System for delivering crisp images and CD-quality sound to television viewers via a digital-signal broadcast, thus threatening cable.

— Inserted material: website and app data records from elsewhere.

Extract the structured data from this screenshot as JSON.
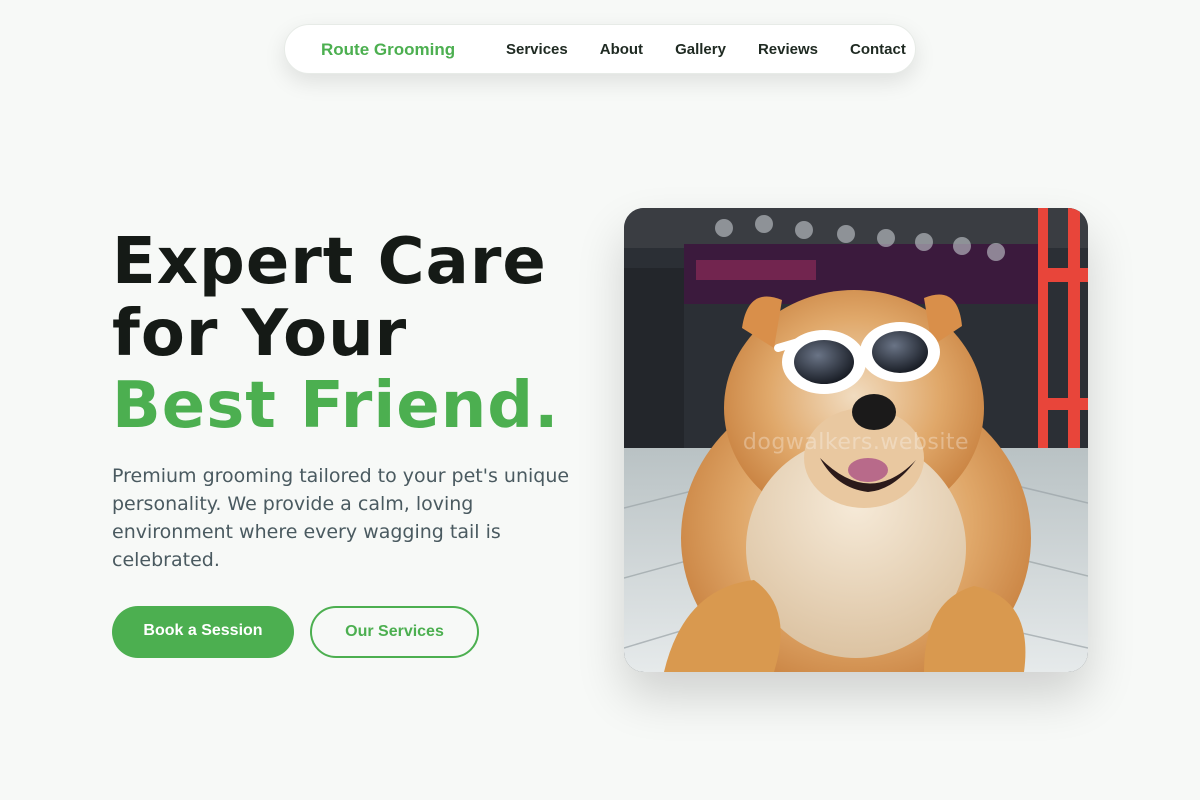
{
  "nav": {
    "brand": "Route Grooming",
    "links": [
      {
        "label": "Services"
      },
      {
        "label": "About"
      },
      {
        "label": "Gallery"
      },
      {
        "label": "Reviews"
      },
      {
        "label": "Contact"
      }
    ]
  },
  "hero": {
    "headline_line1": "Expert Care",
    "headline_line2": "for Your",
    "headline_accent": "Best Friend.",
    "description": "Premium grooming tailored to your pet's unique personality. We provide a calm, loving environment where every wagging tail is celebrated.",
    "primary_cta": "Book a Session",
    "secondary_cta": "Our Services",
    "image_watermark": "dogwalkers.website"
  },
  "colors": {
    "accent": "#4caf50",
    "text_dark": "#151a16",
    "text_muted": "#4a5a60",
    "background": "#f7f9f7"
  }
}
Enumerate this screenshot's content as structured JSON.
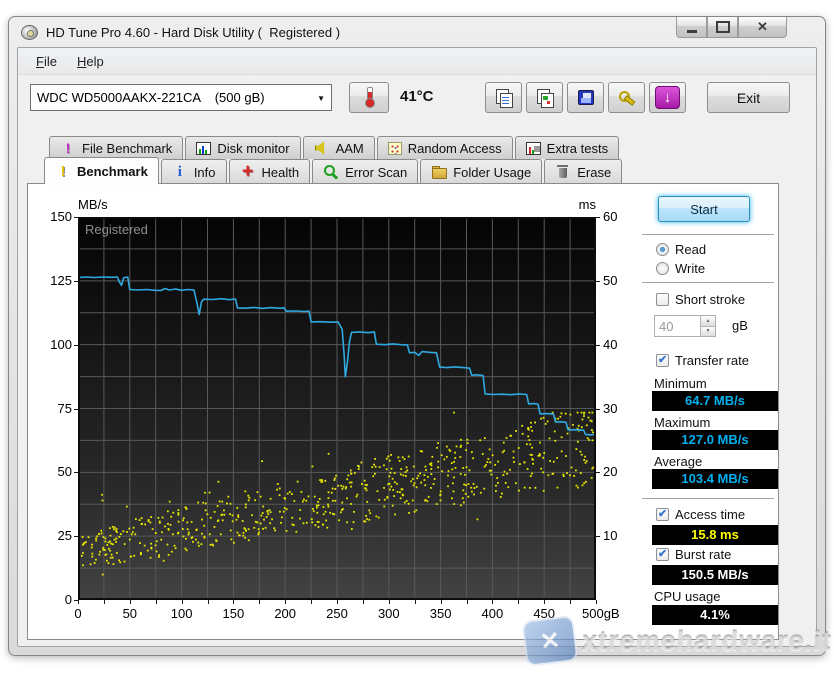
{
  "window": {
    "title": "HD Tune Pro 4.60 - Hard Disk Utility (  Registered )",
    "buttons": [
      "minimize",
      "maximize",
      "close"
    ]
  },
  "menu": {
    "items": [
      {
        "label": "File"
      },
      {
        "label": "Help"
      }
    ]
  },
  "toolbar": {
    "device_combo": {
      "value": "WDC WD5000AAKX-221CA    (500 gB)"
    },
    "temperature": "41°C",
    "buttons": [
      {
        "name": "copy-text-button",
        "icon": "copy-text-icon"
      },
      {
        "name": "copy-image-button",
        "icon": "copy-image-icon"
      },
      {
        "name": "save-button",
        "icon": "save-icon"
      },
      {
        "name": "register-keys-button",
        "icon": "keys-icon"
      },
      {
        "name": "update-button",
        "icon": "update-icon"
      }
    ],
    "exit_label": "Exit"
  },
  "tabs": {
    "back_row": [
      {
        "name": "file-benchmark",
        "label": "File Benchmark",
        "icon": "file-benchmark-icon"
      },
      {
        "name": "disk-monitor",
        "label": "Disk monitor",
        "icon": "disk-monitor-icon"
      },
      {
        "name": "aam",
        "label": "AAM",
        "icon": "aam-icon"
      },
      {
        "name": "random-access",
        "label": "Random Access",
        "icon": "random-access-icon"
      },
      {
        "name": "extra-tests",
        "label": "Extra tests",
        "icon": "extra-tests-icon"
      }
    ],
    "front_row": [
      {
        "name": "benchmark",
        "label": "Benchmark",
        "icon": "benchmark-icon",
        "active": true
      },
      {
        "name": "info",
        "label": "Info",
        "icon": "info-icon"
      },
      {
        "name": "health",
        "label": "Health",
        "icon": "health-icon"
      },
      {
        "name": "error-scan",
        "label": "Error Scan",
        "icon": "error-scan-icon"
      },
      {
        "name": "folder-usage",
        "label": "Folder Usage",
        "icon": "folder-icon"
      },
      {
        "name": "erase",
        "label": "Erase",
        "icon": "erase-icon"
      }
    ]
  },
  "controls": {
    "start_label": "Start",
    "read": {
      "label": "Read",
      "selected": true
    },
    "write": {
      "label": "Write",
      "selected": false
    },
    "short_stroke": {
      "label": "Short stroke",
      "checked": false,
      "capacity_value": "40",
      "capacity_unit": "gB"
    },
    "transfer_rate": {
      "label": "Transfer rate",
      "checked": true
    }
  },
  "results": {
    "minimum": {
      "label": "Minimum",
      "value": "64.7 MB/s",
      "color": "#00b0f0"
    },
    "maximum": {
      "label": "Maximum",
      "value": "127.0 MB/s",
      "color": "#00b0f0"
    },
    "average": {
      "label": "Average",
      "value": "103.4 MB/s",
      "color": "#00b0f0"
    },
    "access_time": {
      "label": "Access time",
      "value": "15.8 ms",
      "color": "#ffff00",
      "checked": true
    },
    "burst_rate": {
      "label": "Burst rate",
      "value": "150.5 MB/s",
      "color": "#ffffff",
      "checked": true
    },
    "cpu_usage": {
      "label": "CPU usage",
      "value": "4.1%",
      "color": "#ffffff"
    }
  },
  "chart_data": {
    "type": "line",
    "overlay_text": "Registered",
    "grid_color": "#585858",
    "bg_top": "#040404",
    "bg_bottom": "#434343",
    "x_axis": {
      "min": 0,
      "max": 500,
      "minor_step": 25,
      "labels": [
        "0",
        "50",
        "100",
        "150",
        "200",
        "250",
        "300",
        "350",
        "400",
        "450",
        "500gB"
      ]
    },
    "y_left": {
      "axis_label": "MB/s",
      "min": 0,
      "max": 150,
      "step": 25,
      "minor_step": 12.5,
      "labels": [
        "150",
        "125",
        "100",
        "75",
        "50",
        "25",
        "0"
      ]
    },
    "y_right": {
      "axis_label": "ms",
      "min": 0,
      "max": 60,
      "step": 10,
      "labels": [
        "60",
        "50",
        "40",
        "30",
        "20",
        "10"
      ]
    },
    "series": [
      {
        "name": "transfer-rate",
        "type": "line",
        "axis": "left",
        "color": "#2fa9e0",
        "points": [
          [
            0,
            126.3
          ],
          [
            8,
            126.5
          ],
          [
            16,
            126.3
          ],
          [
            24,
            126.5
          ],
          [
            32,
            126.4
          ],
          [
            38,
            126.5
          ],
          [
            40,
            124.6
          ],
          [
            42,
            123.2
          ],
          [
            44,
            126.2
          ],
          [
            48,
            126.5
          ],
          [
            50,
            121.6
          ],
          [
            58,
            121.4
          ],
          [
            66,
            121.6
          ],
          [
            74,
            121.3
          ],
          [
            80,
            121.2
          ],
          [
            84,
            122
          ],
          [
            88,
            121.4
          ],
          [
            94,
            121.8
          ],
          [
            100,
            121.3
          ],
          [
            106,
            121.6
          ],
          [
            112,
            121.4
          ],
          [
            115,
            116
          ],
          [
            117,
            111.8
          ],
          [
            119,
            116.5
          ],
          [
            121,
            117.8
          ],
          [
            130,
            117.7
          ],
          [
            138,
            118
          ],
          [
            146,
            117.6
          ],
          [
            152,
            117.9
          ],
          [
            154,
            114.4
          ],
          [
            162,
            114.3
          ],
          [
            170,
            114.6
          ],
          [
            178,
            114.2
          ],
          [
            186,
            114.5
          ],
          [
            194,
            114.3
          ],
          [
            199,
            114.4
          ],
          [
            201,
            113.1
          ],
          [
            210,
            113.2
          ],
          [
            218,
            113
          ],
          [
            223,
            113.1
          ],
          [
            225,
            108.9
          ],
          [
            234,
            109
          ],
          [
            243,
            108.8
          ],
          [
            251,
            108.9
          ],
          [
            255,
            106
          ],
          [
            257,
            95
          ],
          [
            258,
            87.4
          ],
          [
            260,
            93
          ],
          [
            262,
            101
          ],
          [
            264,
            104.8
          ],
          [
            272,
            105
          ],
          [
            280,
            104.7
          ],
          [
            286,
            105
          ],
          [
            288,
            100.2
          ],
          [
            296,
            100
          ],
          [
            304,
            100.3
          ],
          [
            312,
            100
          ],
          [
            318,
            99.9
          ],
          [
            320,
            96.8
          ],
          [
            325,
            97
          ],
          [
            329,
            95.8
          ],
          [
            332,
            97.3
          ],
          [
            339,
            97
          ],
          [
            346,
            96.8
          ],
          [
            349,
            91.2
          ],
          [
            356,
            91
          ],
          [
            364,
            91.3
          ],
          [
            372,
            91
          ],
          [
            378,
            90.8
          ],
          [
            380,
            88
          ],
          [
            385,
            88.2
          ],
          [
            391,
            87.9
          ],
          [
            393,
            80.7
          ],
          [
            400,
            80.5
          ],
          [
            409,
            80.6
          ],
          [
            418,
            80.4
          ],
          [
            426,
            80.7
          ],
          [
            433,
            80.5
          ],
          [
            435,
            76.8
          ],
          [
            440,
            76.9
          ],
          [
            444,
            76.7
          ],
          [
            446,
            72.9
          ],
          [
            452,
            73
          ],
          [
            459,
            72.8
          ],
          [
            461,
            69.7
          ],
          [
            466,
            69.8
          ],
          [
            471,
            69.6
          ],
          [
            473,
            66.6
          ],
          [
            480,
            66.7
          ],
          [
            488,
            66.5
          ],
          [
            490,
            64.8
          ],
          [
            495,
            64.7
          ],
          [
            500,
            64.9
          ]
        ]
      },
      {
        "name": "access-time",
        "type": "scatter",
        "axis": "right",
        "color": "#e9e900",
        "generator": {
          "seed": 42,
          "count": 680,
          "ms_base": 7.5,
          "ms_slope": 17,
          "spread": 4.2,
          "outlier_rate": 0.08,
          "outlier_extra": 6,
          "min_ms": 2.5,
          "max_ms": 29.5
        }
      }
    ]
  },
  "watermark": {
    "text": "xtremehardware.it",
    "logo_glyph": "✕"
  }
}
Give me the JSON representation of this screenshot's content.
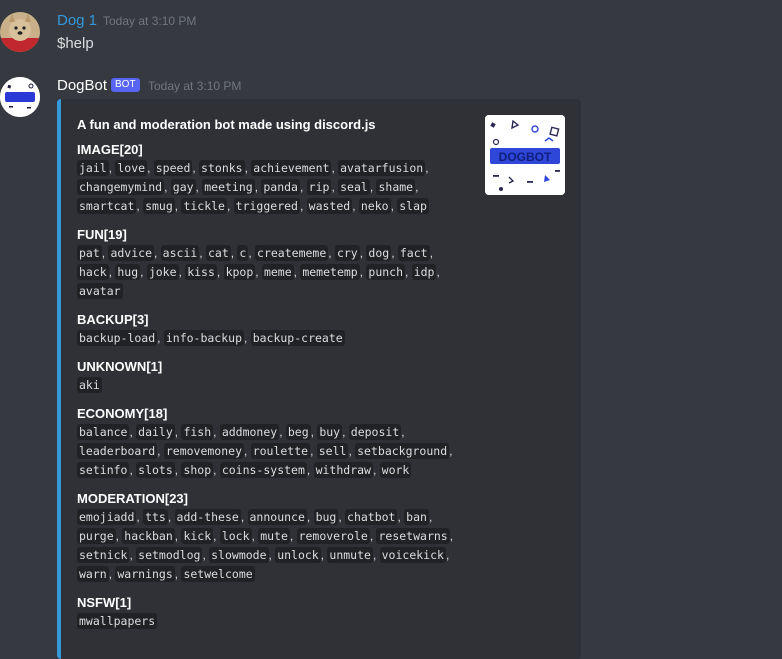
{
  "messages": [
    {
      "username": "Dog 1",
      "timestamp": "Today at 3:10 PM",
      "text": "$help",
      "name_color": "#3498db"
    },
    {
      "username": "DogBot",
      "bot_tag": "BOT",
      "timestamp": "Today at 3:10 PM",
      "name_color": "#ffffff"
    }
  ],
  "embed": {
    "accent_color": "#3498db",
    "title": "A fun and moderation bot made using discord.js",
    "thumbnail_text": "DOGBOT",
    "fields": [
      {
        "name": "IMAGE[20]",
        "lines": [
          [
            "jail",
            "love",
            "speed",
            "stonks",
            "achievement",
            "avatarfusion"
          ],
          [
            "changemymind",
            "gay",
            "meeting",
            "panda",
            "rip",
            "seal",
            "shame"
          ],
          [
            "smartcat",
            "smug",
            "tickle",
            "triggered",
            "wasted",
            "neko",
            "slap"
          ]
        ]
      },
      {
        "name": "FUN[19]",
        "lines": [
          [
            "pat",
            "advice",
            "ascii",
            "cat",
            "c",
            "creatememe",
            "cry",
            "dog",
            "fact"
          ],
          [
            "hack",
            "hug",
            "joke",
            "kiss",
            "kpop",
            "meme",
            "memetemp",
            "punch",
            "idp"
          ],
          [
            "avatar"
          ]
        ]
      },
      {
        "name": "BACKUP[3]",
        "lines": [
          [
            "backup-load",
            "info-backup",
            "backup-create"
          ]
        ]
      },
      {
        "name": "UNKNOWN[1]",
        "lines": [
          [
            "aki"
          ]
        ]
      },
      {
        "name": "ECONOMY[18]",
        "lines": [
          [
            "balance",
            "daily",
            "fish",
            "addmoney",
            "beg",
            "buy",
            "deposit"
          ],
          [
            "leaderboard",
            "removemoney",
            "roulette",
            "sell",
            "setbackground"
          ],
          [
            "setinfo",
            "slots",
            "shop",
            "coins-system",
            "withdraw",
            "work"
          ]
        ]
      },
      {
        "name": "MODERATION[23]",
        "lines": [
          [
            "emojiadd",
            "tts",
            "add-these",
            "announce",
            "bug",
            "chatbot",
            "ban"
          ],
          [
            "purge",
            "hackban",
            "kick",
            "lock",
            "mute",
            "removerole",
            "resetwarns"
          ],
          [
            "setnick",
            "setmodlog",
            "slowmode",
            "unlock",
            "unmute",
            "voicekick"
          ],
          [
            "warn",
            "warnings",
            "setwelcome"
          ]
        ]
      },
      {
        "name": "NSFW[1]",
        "lines": [
          [
            "mwallpapers"
          ]
        ]
      }
    ]
  }
}
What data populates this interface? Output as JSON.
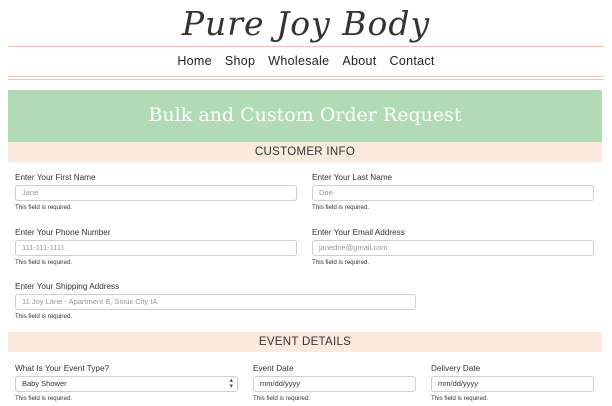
{
  "brand": {
    "logo_text": "Pure Joy Body"
  },
  "nav": {
    "items": [
      "Home",
      "Shop",
      "Wholesale",
      "About",
      "Contact"
    ]
  },
  "banner": {
    "title": "Bulk and Custom Order Request"
  },
  "customer_info": {
    "heading": "CUSTOMER INFO",
    "first_name": {
      "label": "Enter Your First Name",
      "placeholder": "Jane",
      "hint": "This field is required."
    },
    "last_name": {
      "label": "Enter Your Last Name",
      "placeholder": "Doe",
      "hint": "This field is required."
    },
    "phone": {
      "label": "Enter Your Phone Number",
      "placeholder": "111-111-1111",
      "hint": "This field is required."
    },
    "email": {
      "label": "Enter Your Email Address",
      "placeholder": "janedoe@gmail.com",
      "hint": "This field is required."
    },
    "address": {
      "label": "Enter Your Shipping Address",
      "placeholder": "11 Joy Lane - Apartment B, Sioux City IA",
      "hint": "This field is required."
    }
  },
  "event_details": {
    "heading": "EVENT DETAILS",
    "event_type": {
      "label": "What Is Your Event Type?",
      "value": "Baby Shower",
      "hint": "This field is required."
    },
    "event_date": {
      "label": "Event Date",
      "placeholder": "mm/dd/yyyy",
      "hint": "This field is required."
    },
    "delivery_date": {
      "label": "Delivery Date",
      "placeholder": "mm/dd/yyyy",
      "hint": "This field is required."
    }
  }
}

Also called DSS (Direct Satellite System), the orbiting satellite beams down a signal containing more than 140 television channels and 40 radio channels (although local programming is largely absent).

Each television program and movie is coded with a digital title that includes the show’s name, length, stars, and–shades of the V-chip–rating.

The first system was set aloft in a $750 million GM-RCA venture called DirecTV that has paid off handsomely, with more than half a million people signing up within the first six months of operations in 1994 (nearly 3 million by 1997, toward a goal of 20 million by 2000).

A competing system, Primestar, has the backing of the cable industry but uses older technology; a third, USSB, uses the same satellites as DirecTV but offers different programming.

In Europe, Rupert… Continue reading